Friday, 5 February 2016

Drains and meadows

I mapper jumped into mapping the rural areas of East Yorkshire more than a year ago but, sadly, seems to have stopped. This mapper has added farmland and woods in much more detail than anything before and has drawn the outlines of lots of buildings in villages too. There are a couple of things that I've decided to change in any areas that I take a look at now. That is meadows and drains.

Meadows are a special thing in Britain, with most having disappeared. They are not just areas of grassland but a very specific kind of management, involving no fertiliser, a careful cutting of the grass for hay more than once a year and some animal grazing, but not all year round. The timing of the hay cuts allows wild flowers to flourish as they have time to set seed before they are cut down. This makes a beautiful landscape that has all but vanished from the English countryside. The mapper has made the mistake that almost any green field in the aerial imagery is a meadow, so I'm checking as best I can on the ground and changing it to farmland unless it really is a meadow. The farmland is drawn with each field outlined which means I can try to add hedges when I see them. This too improves the quality of the rural mapping.

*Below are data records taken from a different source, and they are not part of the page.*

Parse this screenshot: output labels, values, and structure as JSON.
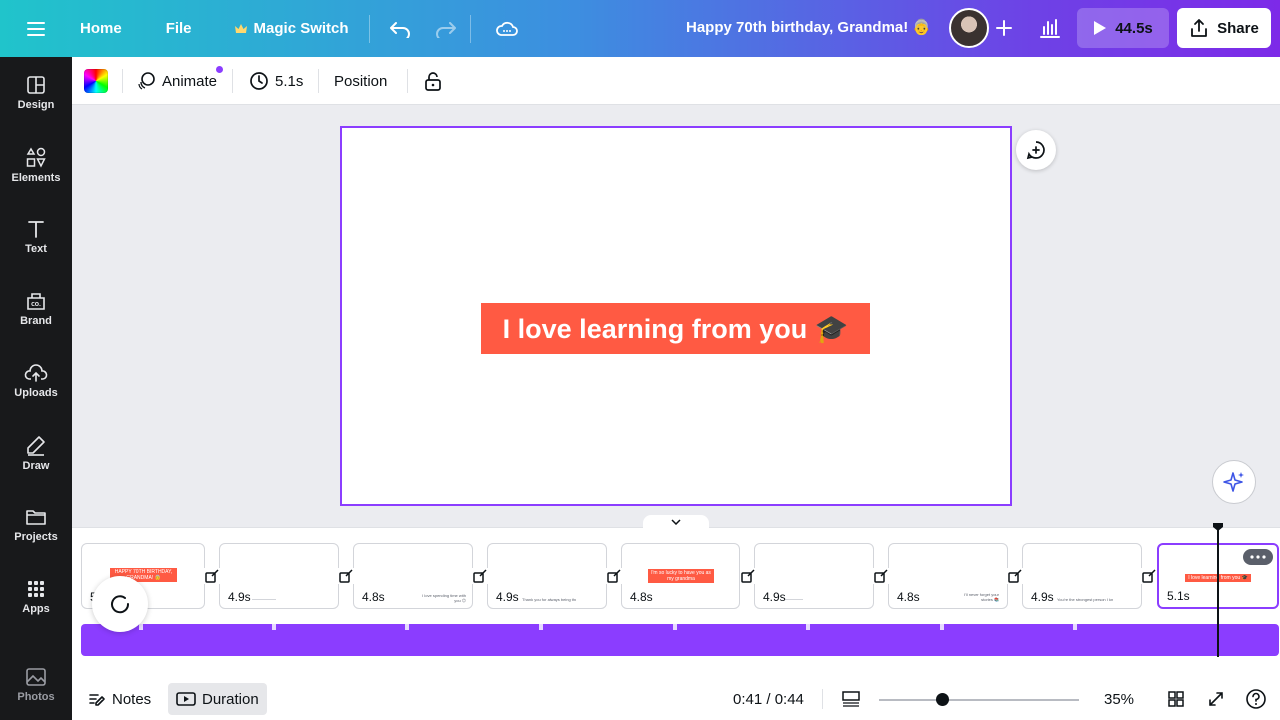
{
  "topbar": {
    "home_label": "Home",
    "file_label": "File",
    "magic_switch_label": "Magic Switch",
    "doc_title": "Happy 70th birthday, Grandma! 👵",
    "play_label": "44.5s",
    "share_label": "Share"
  },
  "sidebar": {
    "items": [
      {
        "label": "Design",
        "icon": "layout-icon"
      },
      {
        "label": "Elements",
        "icon": "shapes-icon"
      },
      {
        "label": "Text",
        "icon": "text-icon"
      },
      {
        "label": "Brand",
        "icon": "brand-icon"
      },
      {
        "label": "Uploads",
        "icon": "cloud-upload-icon"
      },
      {
        "label": "Draw",
        "icon": "pen-icon"
      },
      {
        "label": "Projects",
        "icon": "folder-icon"
      },
      {
        "label": "Apps",
        "icon": "grid-icon"
      },
      {
        "label": "Photos",
        "icon": "image-icon"
      }
    ]
  },
  "ctxbar": {
    "animate_label": "Animate",
    "duration_label": "5.1s",
    "position_label": "Position"
  },
  "canvas": {
    "slide_text": "I love learning from you 🎓"
  },
  "timeline": {
    "thumbs": [
      {
        "duration": "5",
        "tag": "HAPPY 70TH BIRTHDAY, GRANDMA! 👵"
      },
      {
        "duration": "4.9s"
      },
      {
        "duration": "4.8s",
        "mini": "I love spending time with you 😊"
      },
      {
        "duration": "4.9s",
        "mini": "Thank you for always being there for me 🤗"
      },
      {
        "duration": "4.8s",
        "tag": "I'm so lucky to have you as my grandma"
      },
      {
        "duration": "4.9s"
      },
      {
        "duration": "4.8s",
        "mini": "I'll never forget your stories 📚"
      },
      {
        "duration": "4.9s",
        "mini": "You're the strongest person I know 💪"
      },
      {
        "duration": "5.1s",
        "tag": "I love learning from you 🎓"
      }
    ]
  },
  "bottombar": {
    "notes_label": "Notes",
    "duration_label": "Duration",
    "time_readout": "0:41 / 0:44",
    "zoom_value": "35%"
  },
  "colors": {
    "accent": "#8b3dff",
    "slide_red": "#ff5a43",
    "sidebar_bg": "#18191b"
  }
}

The other problem is that every field-side ditch has been mapped as a drain. This is further worsened by another mapper doing the same thing in Holderness, the flat land to the east of Hull. There are some waterways I would call a drain there, but most are ditches in my view. A ride out doesn't cover much ground to correct this and imagery is ambiguous at best. So there's lots to check and much will change.

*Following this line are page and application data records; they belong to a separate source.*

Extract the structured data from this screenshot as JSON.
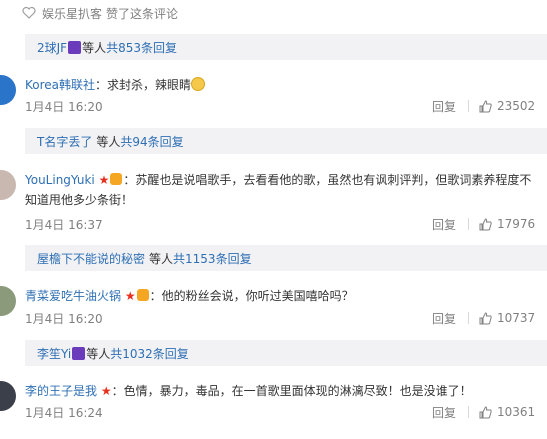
{
  "top": {
    "user": "娱乐星扒客",
    "action": "赞了这条评论"
  },
  "blocks": [
    {
      "name": "2球JF",
      "suffix": "等人",
      "count_text": "共853条回复"
    },
    {
      "name": "T名字丢了",
      "suffix": "等人",
      "count_text": "共94条回复"
    },
    {
      "name": "屋檐下不能说的秘密",
      "suffix": "等人",
      "count_text": "共1153条回复"
    },
    {
      "name": "李笙Yi",
      "suffix": "等人",
      "count_text": "共1032条回复"
    }
  ],
  "comments": [
    {
      "user": "Korea韩联社",
      "text": "：求封杀，辣眼睛",
      "time": "1月4日 16:20",
      "reply": "回复",
      "likes": "23502"
    },
    {
      "user": "YouLingYuki",
      "text": "：苏醒也是说唱歌手，去看看他的歌，虽然也有讽刺评判，但歌词素养程度不知道甩他多少条街！",
      "time": "1月4日 16:37",
      "reply": "回复",
      "likes": "17976"
    },
    {
      "user": "青菜爱吃牛油火锅",
      "text": "：他的粉丝会说，你听过美国嘻哈吗？",
      "time": "1月4日 16:20",
      "reply": "回复",
      "likes": "10737"
    },
    {
      "user": "李的王子是我",
      "text": "：色情，暴力，毒品，在一首歌里面体现的淋漓尽致！也是没谁了！",
      "time": "1月4日 16:24",
      "reply": "回复",
      "likes": "10361"
    }
  ],
  "colors": {
    "accent": "#eb7350",
    "link": "#2e6fb4",
    "muted": "#808080",
    "panel": "#f2f2f5"
  },
  "icons": {
    "top": "heart-icon",
    "like": "thumbs-up-icon",
    "badge": "weibo-member-badge"
  }
}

The East Riding countryside is a great place to spend time; having an excuse to carefully explore and examine more of it in detail is no bad thing, so I'm not complaining.

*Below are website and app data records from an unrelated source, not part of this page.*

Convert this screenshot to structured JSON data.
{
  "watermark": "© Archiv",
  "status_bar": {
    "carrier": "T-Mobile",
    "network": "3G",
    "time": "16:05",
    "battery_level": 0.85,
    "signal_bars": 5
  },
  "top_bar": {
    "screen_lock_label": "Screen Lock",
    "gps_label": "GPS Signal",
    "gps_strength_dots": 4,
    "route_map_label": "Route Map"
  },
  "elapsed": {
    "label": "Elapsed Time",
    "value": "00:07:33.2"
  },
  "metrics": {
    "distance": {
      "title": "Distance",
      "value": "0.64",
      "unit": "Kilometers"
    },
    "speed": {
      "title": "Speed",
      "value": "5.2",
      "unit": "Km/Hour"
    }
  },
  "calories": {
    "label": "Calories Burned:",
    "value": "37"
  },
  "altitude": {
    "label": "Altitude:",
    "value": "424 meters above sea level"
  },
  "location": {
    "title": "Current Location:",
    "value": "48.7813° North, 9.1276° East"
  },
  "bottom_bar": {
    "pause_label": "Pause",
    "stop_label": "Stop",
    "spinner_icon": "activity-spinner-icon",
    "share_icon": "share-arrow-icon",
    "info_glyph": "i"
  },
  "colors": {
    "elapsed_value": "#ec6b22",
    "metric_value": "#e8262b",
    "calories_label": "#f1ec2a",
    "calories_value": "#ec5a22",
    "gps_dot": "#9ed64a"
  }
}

Tuesday, 2 February 2016


People meet up in a few areas across Britain drawn together to share views and ideas about OSM. One of these is known as Mappa Mercia, meeting in the old Kingdom of Mercia, roughly the Midlands. They started a quarterly series of projects which encourages people to focus on improving specific areas, such as nature reserves. This quarter it is schools.

People across Britain have taken to the suggestion of checking schools and improving the quality of recording schools. This is a simple idea that will greatly improve the quality of data in OSM, something that the quarterly projects have always aimed at. It's a great idea and something I support.

There is a list of UK schools available as open data which Robert has used to show a map of how well the schools in the list are represented in OSM. It uses postcode areas as that is how the open data is structured. This is a very good indicator of areas that still need work.

This is all useful, but then I think the project took a wrong turn. People were encouraged to add a hashtag to changeset comments. This has then been used to produce a list of people who have contributed the most changes to the project. I don't like this. OSM is not a competition and turning it into one encourages edits just to climb the list (I'm not accusing anyone of that, just that the pressure is created). We have seen that with the list of anomalies published between OS Locator road names and OSM road names. To push an area up the list people just use the OS Locator names without checking. I know that OS Locator contains errors and there is a mechanism to record these, but many areas have very few recorded errors, so erroneous OS data is now in OSM.

I like the idea of focussing on improving specific things in OSM. It should encourage surveying. I would prefer it is not be seen as a competition.